At Mosby’s insistence, Baltimore’s inspector general, Isabel Mercedes Cumming, opened an investigation into the trips and a private company the state’s attorney had incorporated after winning her second term in office.
The Cumming’s report, released in February, found no misspent travel funds, but criticized Mosby for not disclosing many of her trips to the Board of Estimates and for using her private company to write off federal taxes.
Mosby cried foul. She said she didn’t have to report the trips because the city didn’t pay for them, and she and her lawyers insisted that Cumming “correct” the report.
Within days, the controversy erupted into a firestorm of attacks on Cumming.
Rev. Little led the charge. He and several prominent defense attorneys and publicists issued press releases and participated in social media events, accusing the inspector general of racially “targeting” Black elected officials. Many demanded her removal from office.
To quell the controversy, Mayor Scott announced that his staff would update the Administrative Manual to clarify the travel policy and bring greater accountability to the process.
The revised rules were published last month. Twice since then, Nick Mosby asked the BOE to delay their approval so his staff and members of the City Council could review them.
Today Mosby offered no revisions to the proposed rules. He complimented City Solicitor James Shea and Human Resources Director Quentin Herbert for “going line by line, answering our questions and concerns.”
But amid his praise, Mosby kept referring to the 17 elected officials covered by the rules (14 members of the City Council, himself, Comptroller Henry and Mayor Scott).
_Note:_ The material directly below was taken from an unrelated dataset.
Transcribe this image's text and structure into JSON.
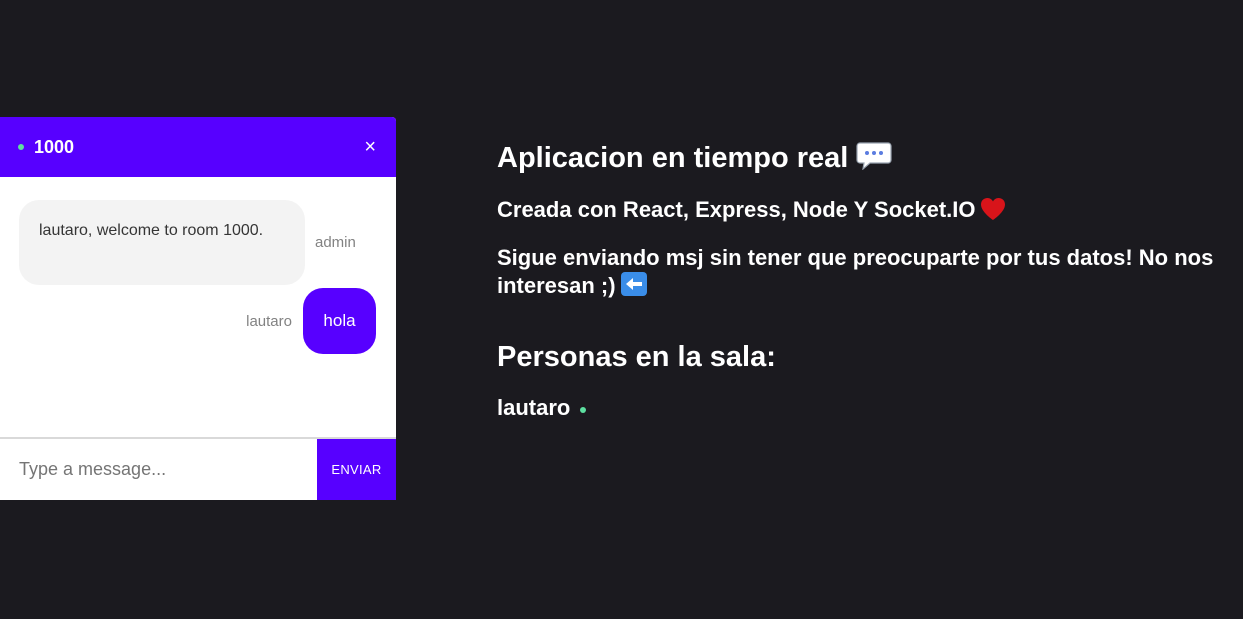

Missing from the lineup was his wife’s position. Was Nick Mosby suggesting that the state’s attorney was exempt?
Neither the mayor nor lawyer Shea challenged Mosby’s statements. Later, Scott said the new policies would cover 18 positions, including the state’s attorney, and would become effective immediately.
Henry Seeks to Table
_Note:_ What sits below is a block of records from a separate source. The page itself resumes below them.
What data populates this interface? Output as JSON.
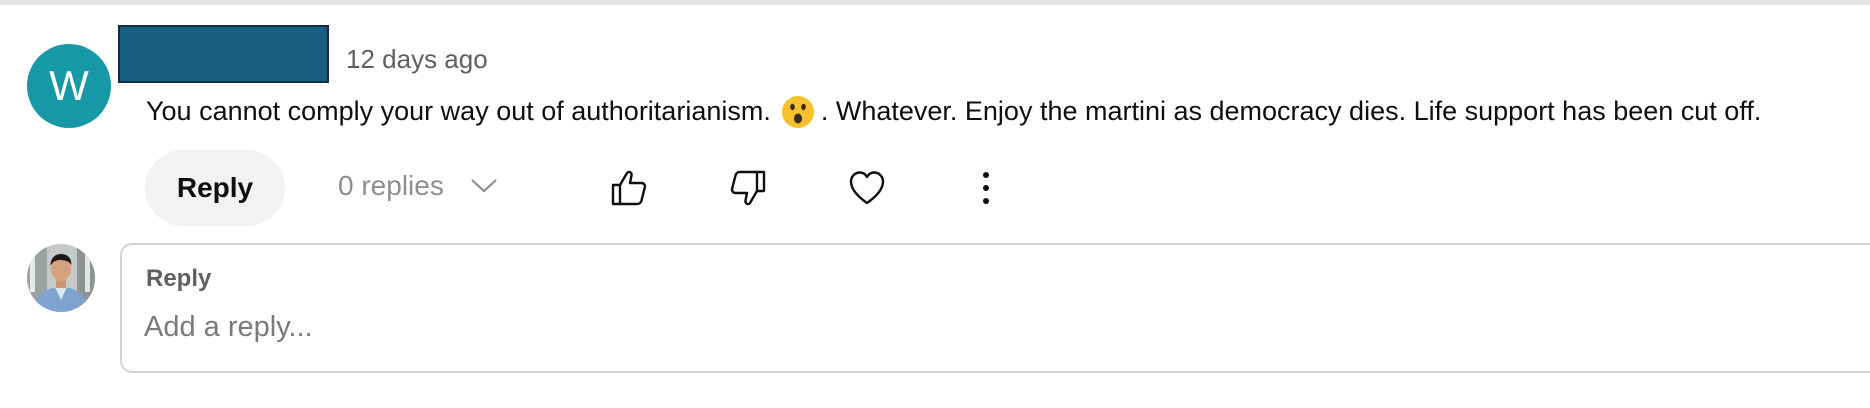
{
  "comment": {
    "avatar_letter": "W",
    "avatar_color": "#1698a6",
    "timestamp": "12 days ago",
    "text_part1": "You cannot comply your way out of authoritarianism.",
    "emoji": "astonished-face",
    "text_part2": ". Whatever.  Enjoy the martini as democracy dies.  Life support has been cut off.",
    "reply_label": "Reply",
    "replies_count_label": "0 replies"
  },
  "reply_box": {
    "label": "Reply",
    "placeholder": "Add a reply..."
  },
  "icons": {
    "like": "thumb-up-icon",
    "dislike": "thumb-down-icon",
    "heart": "heart-icon",
    "more": "more-vertical-icon",
    "expand": "chevron-down-icon"
  },
  "colors": {
    "redaction": "#1a5f82",
    "reply_button_bg": "#f2f2f2"
  }
}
During the meeting, Scott and Shea listened quietly to Rev. Little’s attacks.
Scott began speaking up after Comptroller Henry told Little he fully agreed with his critique of the rules and would be “happy” to “table this matter indefinitely.”
“I move that we approve,” the mayor shot back.
“I would ask for this matter to be deferred,” Henry repeated before adding this caveat – “only if the administration is willing to actually engage in conversations taking up the issues Rev. Little raised.”
Describing his proposal as a “conditional deferral” of the new rules, Henry continued, “If there’s no appetite for that, then I don’t want to waste everybody’s time.”
“Then we should just move the motion,” Scott responded.
After more back and forth, a vote was finally taken.
Three ayes (Scott and his two appointees, Shea and Deputy DPW Director Matthew Garbark) and one nay (Henry).
“I’m going to abstain from this particular vote,” Mosby cheerfully announced to the board.
“It passes. So we’re moving on.”
Marilyn Mosby: I’m to Credit
In the wake of today’s vote, Marilyn Mosby claimed credit for the travel changes.
They developed as a result of “the inspector general’s inaccurate assertion that I violated city rules regarding travel,” she said in a statement from her office.
While repeating that she was not required to obtain approval for travel that was not paid for by the city, she said her travels were disclosed on her state ethics forms.
Here is Mosby’s full statement:
“The genesis of today’s vote was the Inspector General’s inaccurate assertion that I violated city rules regarding travel that was formally disclosed on all my ethics filings.
“Consistent with my concerns on the OIG’s faulty report, the city solicitor released an opinion stating that ‘there is nothing in the City Charter or the City Code that would require BOE approval of non-funded travel by an elected official.’
“As I have always disclosed all my work related travel, I am in support of the board’s decision to require city elected officials to formally do the same. Unfortunately, against her public promise, the OIG has yet to correct her report regarding this issue.”